The unjust nature of the political system in the eyes of many Georgians is highlighted by the unchecked, behind-the-scenes power wielded by an unelected oligarch, Georgian Dream’s honorary chairman Bidzina Ivanishvili. Prior to finalizing the foreign agents law, the Georgian Dream-dominated parliament granted a tax holiday to those wishing to repatriate assets to Georgia from offshore accounts. The move was widely seen in Tbilisi as crafted specifically for Ivanishvili, who may face Western sanctions as part of a Western response to the foreign agents law’s adoption.

What Georgian Dream confronts now is a generational challenge. The opposition’s center of gravity has shifted from opposition parties to the street, represented by urban youth. Georgia’s future now may well depend more on what happens on the streets than in the halls of power. So far, the street has been peaceful, following a global tradition of peaceful popular resistance to authoritarianism. (Corazon Aquino’s “People Power” movement in the Philippines in the mid-1980s and the 1989 Velvet Revolution in Czechoslovakia are examples of how political change can come about peacefully.)

But peaceful challenges to power cannot succeed by relying on moral indignation alone. They require organization and alliances with civil servants, metro workers, journalists, and local government leaders. This in large part explains the success of Solidarity in Poland in the early 1980s. Mass political movements also need leaders who can contain the crowd’s impulse for revenge and who are able to conduct negotiations, if and when the time comes. So far, the Georgian protests have been organized and disciplined, but leadership has failed to emerge.  

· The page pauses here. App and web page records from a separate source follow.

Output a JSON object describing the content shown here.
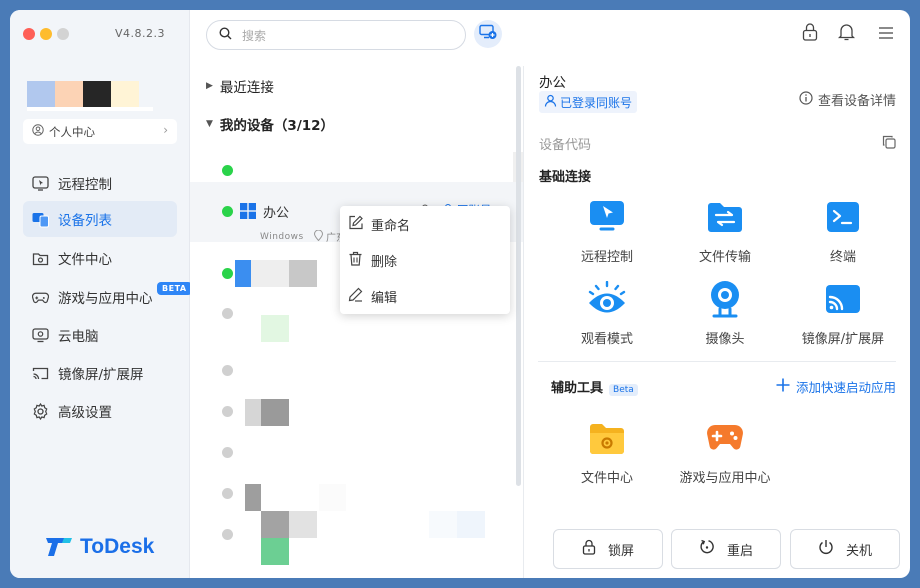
{
  "app": {
    "version": "V4.8.2.3",
    "brand": "ToDesk",
    "accent": "#1a73e8"
  },
  "sidebar": {
    "profile_label": "个人中心",
    "items": [
      {
        "label": "远程控制",
        "icon": "remote-control-icon"
      },
      {
        "label": "设备列表",
        "icon": "device-list-icon",
        "active": true
      },
      {
        "label": "文件中心",
        "icon": "file-center-icon"
      },
      {
        "label": "游戏与应用中心",
        "icon": "gamepad-icon",
        "badge": "BETA"
      },
      {
        "label": "云电脑",
        "icon": "cloud-pc-icon"
      },
      {
        "label": "镜像屏/扩展屏",
        "icon": "screen-cast-icon"
      },
      {
        "label": "高级设置",
        "icon": "gear-icon"
      }
    ]
  },
  "topbar": {
    "search_placeholder": "搜索"
  },
  "device_list": {
    "recent_label": "最近连接",
    "my_devices_label": "我的设备（3/12）",
    "selected_device": {
      "name": "办公",
      "os": "Windows",
      "location": "广东",
      "account_label": "同账号"
    }
  },
  "context_menu": {
    "items": [
      "重命名",
      "删除",
      "编辑"
    ]
  },
  "detail": {
    "device_name": "办公",
    "same_account_label": "已登录同账号",
    "details_link": "查看设备详情",
    "device_code_label": "设备代码",
    "basic_title": "基础连接",
    "features": [
      {
        "label": "远程控制",
        "icon": "remote-control-icon"
      },
      {
        "label": "文件传输",
        "icon": "file-transfer-icon"
      },
      {
        "label": "终端",
        "icon": "terminal-icon"
      },
      {
        "label": "观看模式",
        "icon": "eye-icon"
      },
      {
        "label": "摄像头",
        "icon": "camera-icon"
      },
      {
        "label": "镜像屏/扩展屏",
        "icon": "screen-cast-icon"
      }
    ],
    "tools_title": "辅助工具",
    "tools_beta": "Beta",
    "add_quick_label": "添加快速启动应用",
    "tools": [
      {
        "label": "文件中心",
        "icon": "folder-icon"
      },
      {
        "label": "游戏与应用中心",
        "icon": "gamepad-icon"
      }
    ],
    "actions": [
      {
        "label": "锁屏",
        "icon": "lock-icon"
      },
      {
        "label": "重启",
        "icon": "restart-icon"
      },
      {
        "label": "关机",
        "icon": "power-icon"
      }
    ]
  }
}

While the protesters have been peaceful, government-controlled security forces have not. The police have employed violent tactics. GD’s use of force and intimidation — all publicly visible and shared across the internet — deepens the chasm between the government and the citizenry. This only makes the government more vulnerable and unstable. At the same time, the violence on Tbilisi’s streets, whether stimulated by vicious rhetoric or by brutal policemen, is emerging as the only means of government survival. GD is running out of ways to enforce compliance; its base of support is narrowing, represented by some businesses, the church, and a largely passive rural population.  

The police, civil service, and the army have remained loyal to the government, but Georgia’s post-Soviet history illustrates that such loyalties can change quickly. The government thinks it can exhaust the protest movement and divide the population sufficiently to secure a GD win in October’s parliamentary elections. That is an increasingly risky bet. GD has lost Georgian youth and a whole chunk of its own voters who want to integrate with Europe. The foreign agents law has done more harm than good for GD’s electoral prospects in a free and fair vote. At the same time, any attempt by the incumbent government to manipulate the voting outcome will be exceedingly dangerous in the face of a mobilized population.

GD is running out of good options. Authorities can intensify repression, embarking on a course that will take Georgia toward Russia and lead to greater isolation, or it can negotiate with representatives of “the people.” But choosing that option would make it impossible to control the election outcome.  

The incumbents stand a good chance of losing the elections unless they massively cheat. But election-rigging could also lead to the party’s downfall. GD has hollowed out the middle space, and negotiations look increasingly unlikely, even though they may be the only way to achieve a peaceful change of government. 

Director, Program on Georgian Studies, Harvard University; Professor of Modern Georgian History, Ilia State University, Tbilisi

Stephen Jones is an expert on post-communist societies in the former Soviet Union and Eastern Europe.